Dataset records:
::::::

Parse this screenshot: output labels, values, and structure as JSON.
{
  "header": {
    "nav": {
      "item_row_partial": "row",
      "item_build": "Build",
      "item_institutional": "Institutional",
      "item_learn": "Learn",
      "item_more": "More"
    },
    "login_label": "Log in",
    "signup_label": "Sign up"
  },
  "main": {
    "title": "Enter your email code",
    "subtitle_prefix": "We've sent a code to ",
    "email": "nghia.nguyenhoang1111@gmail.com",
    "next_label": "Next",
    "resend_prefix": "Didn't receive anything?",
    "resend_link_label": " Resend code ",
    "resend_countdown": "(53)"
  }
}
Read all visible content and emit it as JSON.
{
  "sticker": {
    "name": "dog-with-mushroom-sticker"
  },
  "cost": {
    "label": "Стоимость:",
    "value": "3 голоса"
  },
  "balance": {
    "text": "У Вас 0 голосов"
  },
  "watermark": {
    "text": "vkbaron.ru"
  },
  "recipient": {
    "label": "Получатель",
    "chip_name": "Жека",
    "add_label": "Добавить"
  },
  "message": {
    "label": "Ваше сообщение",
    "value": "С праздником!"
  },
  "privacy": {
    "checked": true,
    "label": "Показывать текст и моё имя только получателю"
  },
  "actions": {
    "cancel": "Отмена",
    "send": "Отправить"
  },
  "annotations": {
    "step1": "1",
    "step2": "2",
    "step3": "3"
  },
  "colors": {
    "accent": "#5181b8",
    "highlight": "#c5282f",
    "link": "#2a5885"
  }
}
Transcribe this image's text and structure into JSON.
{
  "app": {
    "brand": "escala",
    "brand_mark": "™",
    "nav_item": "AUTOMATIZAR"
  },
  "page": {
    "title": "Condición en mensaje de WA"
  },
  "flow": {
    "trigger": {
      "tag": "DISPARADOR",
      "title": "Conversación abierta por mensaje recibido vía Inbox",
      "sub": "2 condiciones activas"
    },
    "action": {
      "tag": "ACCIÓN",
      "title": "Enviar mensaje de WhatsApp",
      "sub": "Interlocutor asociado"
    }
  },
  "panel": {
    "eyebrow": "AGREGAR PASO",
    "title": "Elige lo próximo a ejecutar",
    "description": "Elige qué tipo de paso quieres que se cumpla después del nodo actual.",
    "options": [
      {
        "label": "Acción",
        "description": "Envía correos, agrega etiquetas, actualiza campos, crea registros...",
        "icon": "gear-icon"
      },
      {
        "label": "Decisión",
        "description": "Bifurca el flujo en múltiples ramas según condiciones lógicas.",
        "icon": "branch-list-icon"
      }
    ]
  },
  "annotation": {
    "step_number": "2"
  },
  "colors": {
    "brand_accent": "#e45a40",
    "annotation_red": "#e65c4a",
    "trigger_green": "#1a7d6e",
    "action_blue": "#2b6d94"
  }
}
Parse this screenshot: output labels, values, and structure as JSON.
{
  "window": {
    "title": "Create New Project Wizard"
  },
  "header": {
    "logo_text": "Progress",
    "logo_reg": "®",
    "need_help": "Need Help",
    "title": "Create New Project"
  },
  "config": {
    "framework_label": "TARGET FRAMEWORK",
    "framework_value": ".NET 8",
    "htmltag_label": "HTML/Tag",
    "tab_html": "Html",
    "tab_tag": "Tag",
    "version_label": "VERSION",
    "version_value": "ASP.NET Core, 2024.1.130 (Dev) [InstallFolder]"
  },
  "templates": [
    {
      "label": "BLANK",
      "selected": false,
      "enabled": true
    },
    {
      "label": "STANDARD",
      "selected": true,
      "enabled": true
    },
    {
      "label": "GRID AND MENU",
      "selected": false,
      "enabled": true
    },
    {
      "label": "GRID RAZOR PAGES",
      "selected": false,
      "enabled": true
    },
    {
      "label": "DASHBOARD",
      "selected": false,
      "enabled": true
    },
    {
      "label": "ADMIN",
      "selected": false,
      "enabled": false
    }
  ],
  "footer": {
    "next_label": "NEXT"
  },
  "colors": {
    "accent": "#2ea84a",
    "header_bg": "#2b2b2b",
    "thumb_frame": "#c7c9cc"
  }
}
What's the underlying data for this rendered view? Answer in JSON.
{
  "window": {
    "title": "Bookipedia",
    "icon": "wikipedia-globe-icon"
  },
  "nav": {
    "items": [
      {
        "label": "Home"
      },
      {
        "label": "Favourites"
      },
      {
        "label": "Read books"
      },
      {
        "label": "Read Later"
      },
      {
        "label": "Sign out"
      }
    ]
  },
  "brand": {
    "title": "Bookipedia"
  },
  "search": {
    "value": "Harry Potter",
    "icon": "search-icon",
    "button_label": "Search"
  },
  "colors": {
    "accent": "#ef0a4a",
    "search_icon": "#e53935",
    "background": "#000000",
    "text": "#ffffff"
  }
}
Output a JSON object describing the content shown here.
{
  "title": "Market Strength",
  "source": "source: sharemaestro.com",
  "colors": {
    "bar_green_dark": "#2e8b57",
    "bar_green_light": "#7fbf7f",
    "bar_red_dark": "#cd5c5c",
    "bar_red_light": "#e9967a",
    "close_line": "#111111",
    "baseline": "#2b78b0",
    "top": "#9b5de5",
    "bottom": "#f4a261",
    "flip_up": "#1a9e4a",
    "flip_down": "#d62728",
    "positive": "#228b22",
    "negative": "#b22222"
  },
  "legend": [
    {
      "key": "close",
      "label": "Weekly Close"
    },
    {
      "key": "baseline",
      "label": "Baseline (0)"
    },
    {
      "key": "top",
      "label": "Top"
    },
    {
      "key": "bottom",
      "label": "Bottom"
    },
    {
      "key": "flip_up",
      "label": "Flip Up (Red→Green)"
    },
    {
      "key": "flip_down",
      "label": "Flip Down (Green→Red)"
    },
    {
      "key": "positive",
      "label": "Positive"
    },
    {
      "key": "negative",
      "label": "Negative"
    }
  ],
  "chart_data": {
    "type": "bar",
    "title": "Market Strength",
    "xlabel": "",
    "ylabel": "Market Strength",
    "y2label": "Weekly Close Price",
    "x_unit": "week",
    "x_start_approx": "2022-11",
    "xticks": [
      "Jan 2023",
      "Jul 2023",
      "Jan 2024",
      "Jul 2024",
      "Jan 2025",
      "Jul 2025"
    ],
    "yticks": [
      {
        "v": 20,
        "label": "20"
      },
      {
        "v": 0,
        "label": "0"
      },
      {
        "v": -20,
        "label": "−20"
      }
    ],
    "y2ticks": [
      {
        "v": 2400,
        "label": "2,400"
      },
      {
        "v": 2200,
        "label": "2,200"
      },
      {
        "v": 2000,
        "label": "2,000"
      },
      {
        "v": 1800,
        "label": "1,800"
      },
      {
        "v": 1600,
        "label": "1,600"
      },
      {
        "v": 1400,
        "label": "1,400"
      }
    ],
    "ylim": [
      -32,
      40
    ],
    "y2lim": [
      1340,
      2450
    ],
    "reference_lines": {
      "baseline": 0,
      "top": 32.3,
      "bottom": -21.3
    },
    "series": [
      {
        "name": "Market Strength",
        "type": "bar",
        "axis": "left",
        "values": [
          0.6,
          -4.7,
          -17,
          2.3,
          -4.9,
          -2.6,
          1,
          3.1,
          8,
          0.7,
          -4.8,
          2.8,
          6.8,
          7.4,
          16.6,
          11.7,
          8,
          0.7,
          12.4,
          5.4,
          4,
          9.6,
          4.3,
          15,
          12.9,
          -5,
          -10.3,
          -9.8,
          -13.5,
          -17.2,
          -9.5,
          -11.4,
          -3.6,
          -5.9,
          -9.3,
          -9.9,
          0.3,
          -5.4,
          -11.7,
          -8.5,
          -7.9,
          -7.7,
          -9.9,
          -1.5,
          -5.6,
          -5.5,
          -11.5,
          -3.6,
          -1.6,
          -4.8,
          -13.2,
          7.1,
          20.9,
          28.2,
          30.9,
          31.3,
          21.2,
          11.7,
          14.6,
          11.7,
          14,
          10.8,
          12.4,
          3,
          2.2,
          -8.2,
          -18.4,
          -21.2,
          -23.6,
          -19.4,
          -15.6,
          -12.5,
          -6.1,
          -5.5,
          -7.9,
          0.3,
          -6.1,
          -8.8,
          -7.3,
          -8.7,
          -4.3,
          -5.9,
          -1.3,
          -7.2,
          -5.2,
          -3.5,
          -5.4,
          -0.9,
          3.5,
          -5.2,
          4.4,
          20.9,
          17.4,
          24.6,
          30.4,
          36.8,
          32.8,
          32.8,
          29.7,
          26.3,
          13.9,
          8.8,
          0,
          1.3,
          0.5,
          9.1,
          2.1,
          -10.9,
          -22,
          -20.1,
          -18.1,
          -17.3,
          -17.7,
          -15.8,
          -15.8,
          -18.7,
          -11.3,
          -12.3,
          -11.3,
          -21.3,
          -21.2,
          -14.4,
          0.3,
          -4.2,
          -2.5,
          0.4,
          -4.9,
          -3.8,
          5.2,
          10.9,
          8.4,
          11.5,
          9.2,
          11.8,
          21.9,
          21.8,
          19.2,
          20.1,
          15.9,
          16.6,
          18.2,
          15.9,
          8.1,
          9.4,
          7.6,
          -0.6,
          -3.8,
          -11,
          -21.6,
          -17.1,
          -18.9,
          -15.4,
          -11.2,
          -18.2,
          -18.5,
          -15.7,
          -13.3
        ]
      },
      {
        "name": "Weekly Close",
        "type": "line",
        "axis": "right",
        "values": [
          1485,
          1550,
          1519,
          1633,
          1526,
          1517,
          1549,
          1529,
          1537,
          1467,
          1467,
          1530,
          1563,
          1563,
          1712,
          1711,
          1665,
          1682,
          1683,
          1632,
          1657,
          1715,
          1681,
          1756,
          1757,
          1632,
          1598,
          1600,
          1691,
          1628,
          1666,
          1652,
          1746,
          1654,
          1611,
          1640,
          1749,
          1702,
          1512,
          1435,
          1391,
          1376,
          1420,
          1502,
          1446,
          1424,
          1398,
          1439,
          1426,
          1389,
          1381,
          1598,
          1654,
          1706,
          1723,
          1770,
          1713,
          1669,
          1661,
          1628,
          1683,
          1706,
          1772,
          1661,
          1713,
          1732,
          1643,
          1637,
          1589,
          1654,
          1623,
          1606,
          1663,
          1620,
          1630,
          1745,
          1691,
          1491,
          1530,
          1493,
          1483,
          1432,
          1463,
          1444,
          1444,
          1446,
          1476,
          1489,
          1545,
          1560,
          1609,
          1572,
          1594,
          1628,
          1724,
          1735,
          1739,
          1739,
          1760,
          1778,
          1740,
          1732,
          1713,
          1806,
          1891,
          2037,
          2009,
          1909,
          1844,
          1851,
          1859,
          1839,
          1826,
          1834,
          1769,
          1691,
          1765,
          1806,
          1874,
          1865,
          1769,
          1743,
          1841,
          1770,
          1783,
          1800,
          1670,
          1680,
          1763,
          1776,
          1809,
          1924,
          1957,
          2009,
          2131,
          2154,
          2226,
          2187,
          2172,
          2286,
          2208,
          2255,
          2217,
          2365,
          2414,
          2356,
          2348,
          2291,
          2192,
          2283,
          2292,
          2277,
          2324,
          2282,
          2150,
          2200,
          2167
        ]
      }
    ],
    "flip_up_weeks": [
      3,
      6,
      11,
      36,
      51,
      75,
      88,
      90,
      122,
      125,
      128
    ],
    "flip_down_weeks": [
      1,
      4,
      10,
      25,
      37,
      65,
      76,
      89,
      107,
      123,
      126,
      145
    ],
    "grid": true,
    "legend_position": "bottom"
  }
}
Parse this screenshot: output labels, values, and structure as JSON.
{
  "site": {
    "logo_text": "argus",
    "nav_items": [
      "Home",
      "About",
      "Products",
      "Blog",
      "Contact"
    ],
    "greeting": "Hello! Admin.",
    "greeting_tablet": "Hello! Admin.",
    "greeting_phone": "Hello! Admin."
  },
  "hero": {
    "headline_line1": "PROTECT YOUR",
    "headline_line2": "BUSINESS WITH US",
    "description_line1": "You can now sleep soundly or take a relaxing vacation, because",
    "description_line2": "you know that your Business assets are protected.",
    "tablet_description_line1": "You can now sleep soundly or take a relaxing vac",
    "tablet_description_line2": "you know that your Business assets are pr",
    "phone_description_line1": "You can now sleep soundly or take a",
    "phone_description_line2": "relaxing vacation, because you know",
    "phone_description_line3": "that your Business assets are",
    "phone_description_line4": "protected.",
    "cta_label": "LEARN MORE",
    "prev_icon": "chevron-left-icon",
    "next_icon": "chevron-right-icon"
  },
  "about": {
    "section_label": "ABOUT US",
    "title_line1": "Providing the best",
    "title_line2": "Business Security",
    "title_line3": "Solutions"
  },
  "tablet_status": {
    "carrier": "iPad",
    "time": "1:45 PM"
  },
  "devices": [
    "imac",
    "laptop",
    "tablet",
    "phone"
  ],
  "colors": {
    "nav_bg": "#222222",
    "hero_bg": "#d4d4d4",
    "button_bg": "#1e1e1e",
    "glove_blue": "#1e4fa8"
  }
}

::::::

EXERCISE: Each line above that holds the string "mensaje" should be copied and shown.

TASK OUTPUT:
    "title": "Condición en mensaje de WA"
      "title": "Conversación abierta por mensaje recibido vía Inbox",
      "title": "Enviar mensaje de WhatsApp",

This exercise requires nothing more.